Main Article Content
The politicized nature of Sri Lankan public universities negatively influences the leadership self-efficacy of Tamil-speaking minority (TSM) students. Similarly, the language barrier between Sinhalese and TSM students makes pursuing leadership in public higher education institutes (HEIs) cumbersome for TSM learners. Although substantial contemporary research is available about the government’s ethnocentric role in enacting majoritarian policies and the consequent reluctance among minority students to lead within campuses, research that exclusively focuses on the key cognitive patterns associated with the efficaciousness of the individual learner is sparse. To fill this dearth in literature, the present study aspired to explore and explain how conversational deficits produce distorted thinking that alters the leadership self-efficacy of TSM students in public universities. The exploratory study utilized interpretative phenomenological analysis (IPA) and chose a purposive sample of 14 minority students. Seven learners participated in one-on-one interviews and the remainder took part in two focus group discussions. All interviews were transcribed verbatim and data was analyzed using thematic analysis. Findings indicated a variety of maladaptive thoughts and dysfunctional attitudes about leadership commonly held by minority students. Moreover, a noticeable proportion of informants regarded unfavorable cognitive patterns as an outcome of the language barrier. Although most participants, as expected, implied doubts about the integrity of university administration, some still anticipated the assistance of campus management to bring more representation to TSM students within campuses. Overall, the study provided psychological insights to elucidate minority experiences within public universities in Sri Lanka.
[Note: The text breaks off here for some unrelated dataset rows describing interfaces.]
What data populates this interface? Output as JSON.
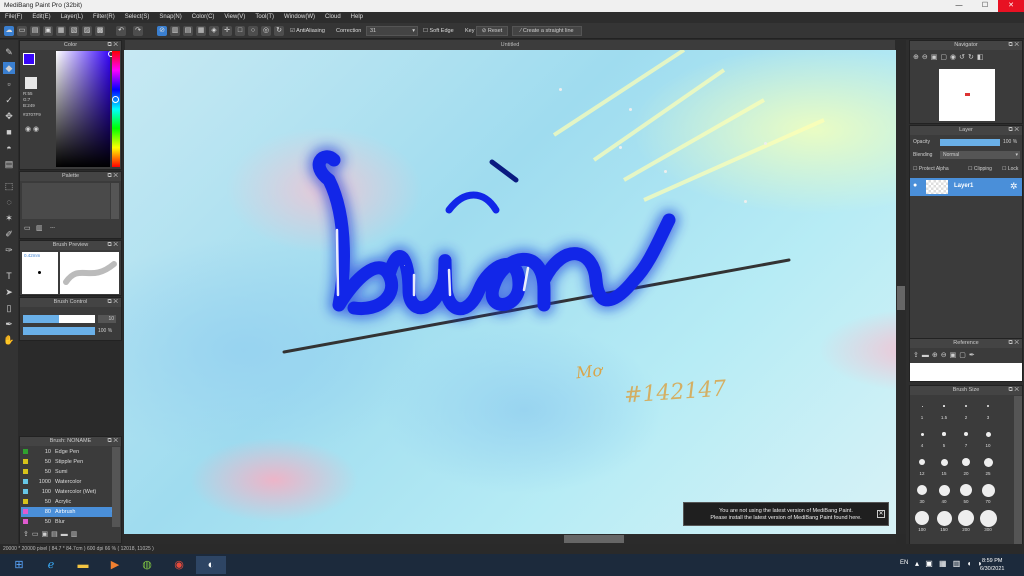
{
  "app": {
    "title": "MediBang Paint Pro (32bit)"
  },
  "menu": [
    "File(F)",
    "Edit(E)",
    "Layer(L)",
    "Filter(R)",
    "Select(S)",
    "Snap(N)",
    "Color(C)",
    "View(V)",
    "Tool(T)",
    "Window(W)",
    "Cloud",
    "Help"
  ],
  "toolbar": {
    "antialias_label": "AntiAliasing",
    "correction_label": "Correction",
    "correction_value": "31",
    "soft_edge_label": "Soft Edge",
    "key_label": "Key",
    "reset_label": "Reset",
    "straight_line_label": "Create a straight line"
  },
  "doc_tab": "Untitled",
  "color_panel": {
    "title": "Color",
    "r": "R:55",
    "g": "G:7",
    "b": "B:249",
    "hex": "#3707F9",
    "fg": "#3707F9",
    "bg": "#ffffff"
  },
  "palette_panel": {
    "title": "Palette",
    "dash": "---"
  },
  "brush_preview": {
    "title": "Brush Preview",
    "size": "0.42mm"
  },
  "brush_control": {
    "title": "Brush Control",
    "size_value": "10",
    "opacity_value": "100 %",
    "size_fraction": 0.5,
    "opacity_fraction": 1.0
  },
  "brush_list": {
    "title": "Brush: NONAME",
    "items": [
      {
        "size": "10",
        "name": "Edge Pen",
        "color": "#2fa02f",
        "selected": false
      },
      {
        "size": "50",
        "name": "Stipple Pen",
        "color": "#d6c21a",
        "selected": false
      },
      {
        "size": "50",
        "name": "Sumi",
        "color": "#d6c21a",
        "selected": false
      },
      {
        "size": "1000",
        "name": "Watercolor",
        "color": "#66c7e8",
        "selected": false
      },
      {
        "size": "100",
        "name": "Watercolor (Wet)",
        "color": "#66c7e8",
        "selected": false
      },
      {
        "size": "50",
        "name": "Acrylic",
        "color": "#d6c21a",
        "selected": false
      },
      {
        "size": "80",
        "name": "Airbrush",
        "color": "#e05ad0",
        "selected": true
      },
      {
        "size": "50",
        "name": "Blur",
        "color": "#e05ad0",
        "selected": false
      }
    ]
  },
  "navigator": {
    "title": "Navigator"
  },
  "layer_panel": {
    "title": "Layer",
    "opacity_label": "Opacity",
    "opacity_value": "100 %",
    "opacity_fraction": 1.0,
    "blending_label": "Blending",
    "blending_value": "Normal",
    "protect_alpha": "Protect Alpha",
    "clipping": "Clipping",
    "lock": "Lock",
    "layer_name": "Layer1"
  },
  "reference_panel": {
    "title": "Reference"
  },
  "brush_size_panel": {
    "title": "Brush Size",
    "labels": [
      "1",
      "1.5",
      "2",
      "3",
      "4",
      "5",
      "7",
      "10",
      "12",
      "15",
      "20",
      "25",
      "30",
      "40",
      "50",
      "70",
      "100",
      "150",
      "200",
      "300"
    ]
  },
  "canvas_art": {
    "word": "buồn",
    "signature": "Mơ",
    "number": "#142147"
  },
  "toast": {
    "line1": "You are not using the latest version of MediBang Paint.",
    "line2": "Please install the latest version of MediBang Paint found here."
  },
  "status": {
    "text": "20000 * 20000 pixel  ( 84.7 * 84.7cm )  600 dpi  66 %  ( 12018, 11025 )"
  },
  "taskbar": {
    "lang": "EN",
    "time": "8:59 PM",
    "date": "6/30/2021"
  }
}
Through such comprehension, the university regulators could improve the existing administrative processes, student welfare mechanisms, and the learning environment to create favorable outcomes for minority students to display leadership.